Washington was self-sufficient by age 14, selling newspapers, working as a mechanic and shining shoes, according to a biography provided by Washington Companies. By age 26, he was an executive at a construction company. He decided in 1964 to go into business for himself, backed by a loan from a Caterpillar dealer. Early work included cutting a parking lot at the summit of Glacier National Park and building roads for the U.S. Forest Service. He was the largest contractor in the state five years later.

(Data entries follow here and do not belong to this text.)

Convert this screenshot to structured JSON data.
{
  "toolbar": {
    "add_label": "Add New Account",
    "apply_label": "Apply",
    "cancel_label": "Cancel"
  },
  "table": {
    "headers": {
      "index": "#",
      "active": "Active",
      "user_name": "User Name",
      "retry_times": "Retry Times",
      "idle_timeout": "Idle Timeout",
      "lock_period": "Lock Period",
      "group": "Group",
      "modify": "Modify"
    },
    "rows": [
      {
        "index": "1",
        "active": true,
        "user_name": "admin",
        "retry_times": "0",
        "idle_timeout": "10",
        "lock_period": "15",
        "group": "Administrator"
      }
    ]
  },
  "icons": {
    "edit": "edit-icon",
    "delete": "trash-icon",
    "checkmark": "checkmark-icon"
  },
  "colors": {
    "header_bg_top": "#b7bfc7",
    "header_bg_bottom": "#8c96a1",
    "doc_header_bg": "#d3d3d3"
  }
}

He purchased the dormant Continental Mine in Butte, Montana in 1985 and restarted copper production. He diversified into other businesses, including heavy equipment sales -- he is a Komatsu dealer -- and railroads such as Montana Rail Link, a 900-mile stretch of track that moves oil from North Dakota to the west coast.

Washington's business centered around construction until 2007, when the business was sold for about $2.6 billion. More recently, he has amassed a controlling stake in Seaspan, a publicly traded marine-freight company. He also owns several closely held entities that use the Seaspan name and operate shipyards, ferries, tugboats and barges, primarily in the Vancouver, British Columbia, region.

With his wife, Phyllis, Washington splits his time between Montana; Palm Springs, California; and his yacht, the 332-foot Attessa IV. Their philanthropic efforts include providing life-changing experiences for disadvantaged children. Two sons, Kevin and Kyle, are executives at Seaspan.

Milestones
  • 1934 Dennis R. Washington is born in Spokane, Washington.
  • 1942 Contracts polio at age 8 while living in Bremerton, Washington.
  • 1964 Forms construction company to repair roads for U.S. Forest Service.
  • 1976 Buys heavy equipment dealer Modern Machinery.
  • 1987 Montana Rail Link formed with lease of southern Montana train route.
  • 1992 Purchase of Canadian tugboat company marks foray into marine transport.
  • 2005 Seaspan sells shares in an initial public offering.
  • 2011 Closely held Seaspan wins Canadian contract to build non-combat vessels.